eKi: Walls: American, Israeli and Mexican

Thu, 01/31/2019 - 1:12pm -- Clergy

In 1914, the beloved American poet, Robert Frost, wrote a poem simply called “Mending Wall.” It begins with and repeats the phrase, “Something there is that doesn’t love a wall.” As a country, we are now engaged in a great debate about a wall (or fence or security barrier) that could stretch 2,000 miles across our southern border from the Gulf of Mexico to the Pacific Ocean. Debate over this wall has already resulted in the longest government shut down in our national history. Currently, we are experiencing a reprieve and federal workers are fortunately, again being paid. Alternatively, a National Emergency could be declared, and funds could be diverted from elsewhere in the federal budget, a dramatic move that is sure to stimulate more debate, lawsuits and a constitutional crisis about circumventing the legislative branch of government.

All of us are painfully aware of the details and political challenges of the Great Wall Debate raging in the United States. I want to add two insights, either of which are not reported adequately or not mentioned at all in the news. The first is of specific Jewish interest. Much is made in the American Wall debate about the use of security fences in Israel and their effectiveness. No surprise, but this is a complicated business. First, Israel has multiple fence systems not just one border wall. The best known and most controversial is the security barrier on the western border of the West Bank. Actually, it is a complex weave of fences and walls including controversial sections, which run to the east of Jerusalem. My sense is that this is the wall most referred to in the American press and also is the wall most praised for its effectiveness.

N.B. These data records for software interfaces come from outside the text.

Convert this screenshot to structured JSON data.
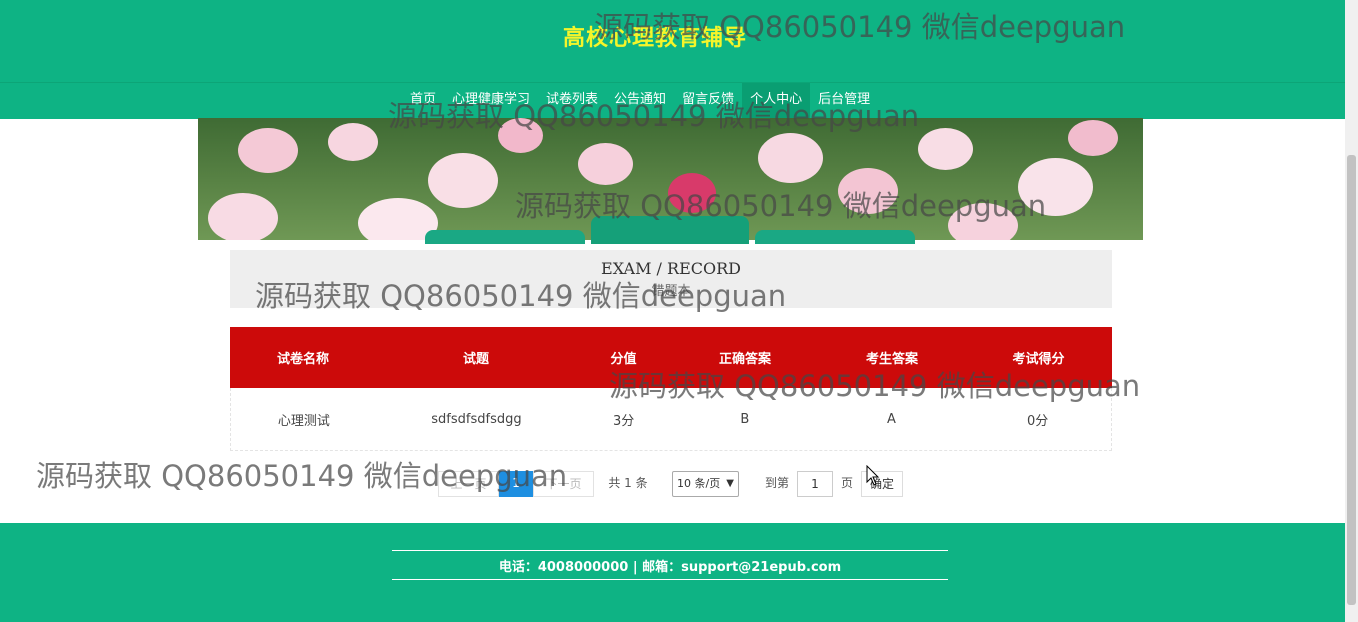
{
  "header": {
    "site_title": "高校心理教育辅导"
  },
  "nav": {
    "items": [
      {
        "label": "首页"
      },
      {
        "label": "心理健康学习"
      },
      {
        "label": "试卷列表"
      },
      {
        "label": "公告通知"
      },
      {
        "label": "留言反馈"
      },
      {
        "label": "个人中心"
      },
      {
        "label": "后台管理"
      }
    ],
    "active_index": 5
  },
  "section": {
    "title_en": "EXAM / RECORD",
    "title_cn": "错题本"
  },
  "table": {
    "headers": [
      "试卷名称",
      "试题",
      "分值",
      "正确答案",
      "考生答案",
      "考试得分"
    ],
    "rows": [
      [
        "心理测试",
        "sdfsdfsdfsdgg",
        "3分",
        "B",
        "A",
        "0分"
      ]
    ]
  },
  "pagination": {
    "prev_label": "上一页",
    "current_page": "1",
    "next_label": "下一页",
    "total_label": "共 1 条",
    "page_size_selected": "10 条/页",
    "goto_label": "到第",
    "goto_value": "1",
    "page_unit": "页",
    "confirm_label": "确定"
  },
  "footer": {
    "contact": "电话：4008000000 | 邮箱：support@21epub.com"
  },
  "watermark": {
    "text": "源码获取 QQ86050149 微信deepguan"
  },
  "colors": {
    "primary": "#0eb384",
    "table_header": "#cc0a0a",
    "title_yellow": "#f5f52a",
    "page_active": "#1e8fe1"
  }
}
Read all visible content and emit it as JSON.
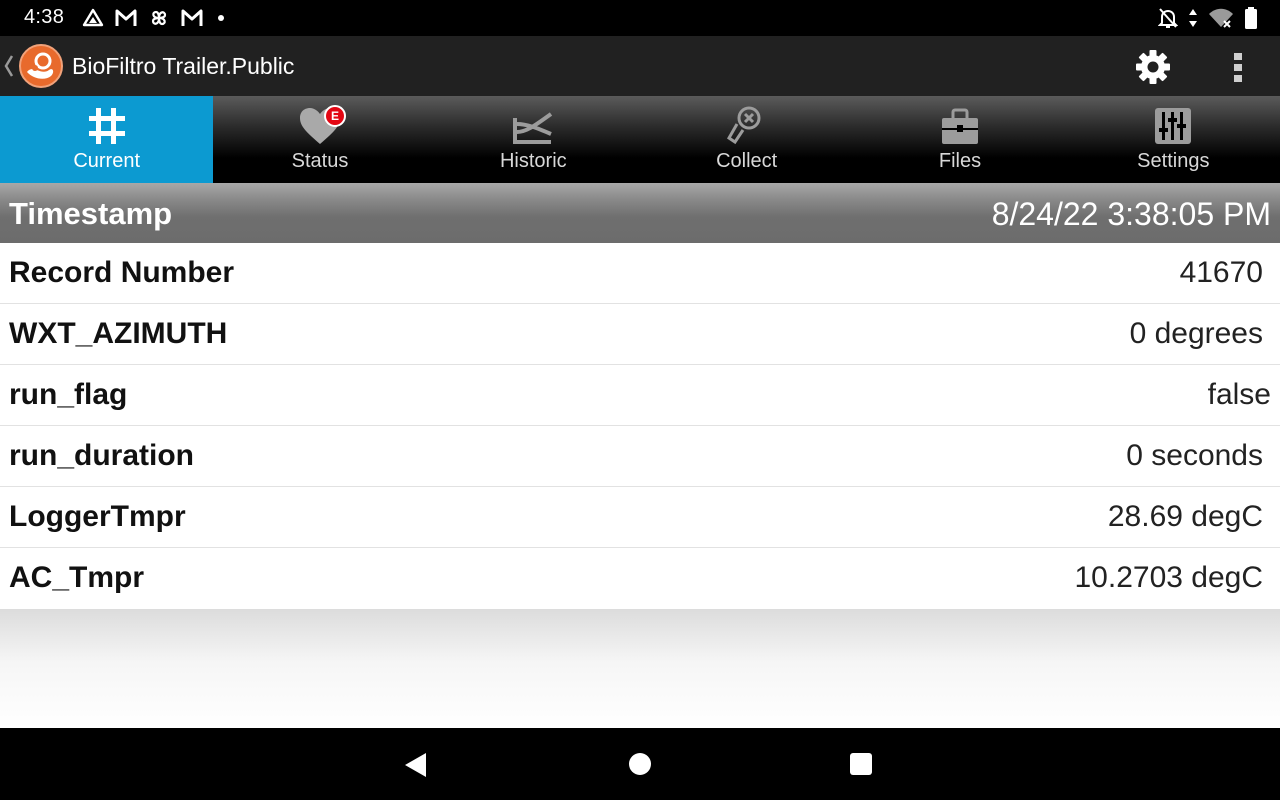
{
  "status_bar": {
    "time": "4:38",
    "left_icons": [
      "drive-icon",
      "gmail-icon",
      "pinwheel-icon",
      "gmail-icon",
      "dot-icon"
    ],
    "right_icons": [
      "notifications-off-icon",
      "data-arrows-icon",
      "wifi-off-icon",
      "battery-icon"
    ]
  },
  "app_bar": {
    "title": "BioFiltro Trailer.Public"
  },
  "tabs": [
    {
      "label": "Current",
      "icon": "grid-icon",
      "active": true
    },
    {
      "label": "Status",
      "icon": "heart-icon",
      "badge": "E"
    },
    {
      "label": "Historic",
      "icon": "historic-icon"
    },
    {
      "label": "Collect",
      "icon": "collect-icon"
    },
    {
      "label": "Files",
      "icon": "briefcase-icon"
    },
    {
      "label": "Settings",
      "icon": "sliders-icon"
    }
  ],
  "timestamp": {
    "label": "Timestamp",
    "value": "8/24/22 3:38:05 PM"
  },
  "rows": [
    {
      "label": "Record Number",
      "value": "41670"
    },
    {
      "label": "WXT_AZIMUTH",
      "value": "0 degrees"
    },
    {
      "label": "run_flag",
      "value": "false"
    },
    {
      "label": "run_duration",
      "value": "0 seconds"
    },
    {
      "label": "LoggerTmpr",
      "value": "28.69 degC"
    },
    {
      "label": "AC_Tmpr",
      "value": "10.2703 degC"
    }
  ],
  "colors": {
    "active_tab": "#0c9ad1",
    "badge": "#e30613",
    "logo": "#e86a2c"
  }
}
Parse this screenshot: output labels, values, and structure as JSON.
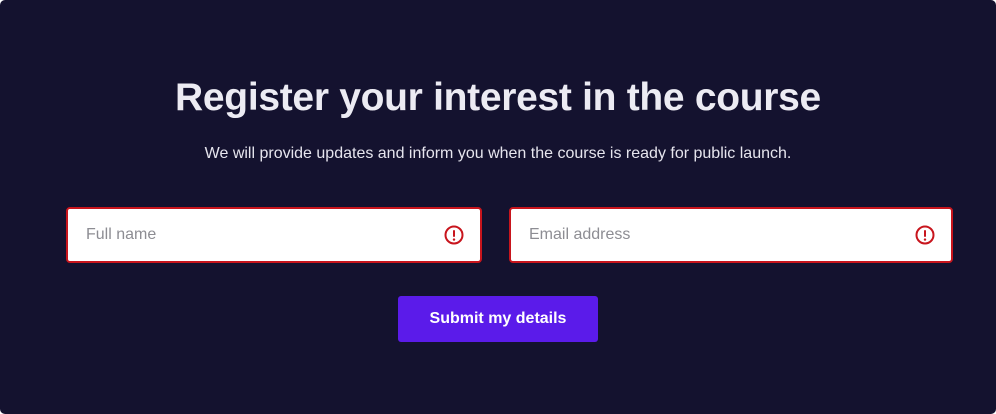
{
  "form": {
    "title": "Register your interest in the course",
    "subtitle": "We will provide updates and inform you when the course is ready for public launch.",
    "full_name": {
      "placeholder": "Full name",
      "value": "",
      "state": "error",
      "icon": "error-icon"
    },
    "email": {
      "placeholder": "Email address",
      "value": "",
      "state": "error",
      "icon": "error-icon"
    },
    "submit_label": "Submit my details"
  },
  "colors": {
    "background": "#14122f",
    "error": "#c8151d",
    "accent": "#5b1bea",
    "text": "#ecebf3"
  }
}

The West Bank Wall, however, is not a valid model for the American-Mexican border because of the massive deployment of Israeli security forces to the east of the Wall. A comparable American plan would require a US military presence at least twenty if not 100 miles deep into Mexico complete with road checkpoints. We would also have to consider destroying buildings in Mexico housing leaders of the caravans and others. In terms of security, Israel’s West Bank Wall is effective; it is also a major symbol of the Arab-Palestinian conflict and is mainly meant to control everyday traffic and not immigration.

Israel has a second wall system around Gaza. This is nearly a 360-degree enclosure (land, sea and air) with Egypt responsible for a tiny southern border crossing which is peppered with tunnels. The crossing points into Israel are well fortified. There is also a significant no man’s land to the east of the Gaza border in Israel, the sea is blockaded and the air space over Gaza is a no fly zone. Although there is no border fence with Syria, the area is an active military zone, which relies heavily on electronic surveillance. The same is true with the small Israel-Lebanon border. By contrast, Israel’s border with Jordan, it longest border, is protected by a minimal wire fence and dirt road system. There are only three official border crossings on the Jordanian border.

The border between Israel and Egypt is problematic but may be the most relevant to the American situation. Israel and Egypt have a peace treaty and mutual security interests in the Sinai. Recently, tens of thousands of African workers crossed the border illegally and settled in Israel. A particularly large community can be found today in Tel Aviv. Israel has adopted numerous laws limiting the economic activity of these workers and has sealed the border with Egypt. Offers of repatriation to Africa have largely failed.

Finally, I decided to look at Mexico’s southern border, mostly with Guatemala and Belize. The Guatemalan border, less than 600 miles wide, is the site of most border crossings, legal and illegal, from Central America while the Belize border is not highly active. To me, it is the Mexican-Guatemalan border, which we should be focusing on, perhaps even more than the US-Mexico border. Mexico formerly offered a “friendly visa” program on its southern border, that is, a temporary registration system of migrants including encouraging the immigrants to stay and work in Mexico, principally in agriculture. Those policies, combined with humanitarian aid to Guatemala, Honduras and El Salvador should dramatically help the situation on the American border. We also need to be clearer in delineating between illegal immigration and asylum seeking, categories purposefully blurred by the Trump administration. Legitimate asylum seeking is not an immigration crisis as much as it is a human rights crisis.

Most immigrants to America today are from East and South Asia. They arrive legally by planes, as do illegal drugs. Israel’s Egyptian border offer both answers and challenges for us. Meanwhile, the wellbeing of thousands of people including many children are at risk. We need to do better, protect our national interests and be a moral beacon to the world.

Shabbat Shalom,

Rabbi Lance J. Sussman, Ph.D.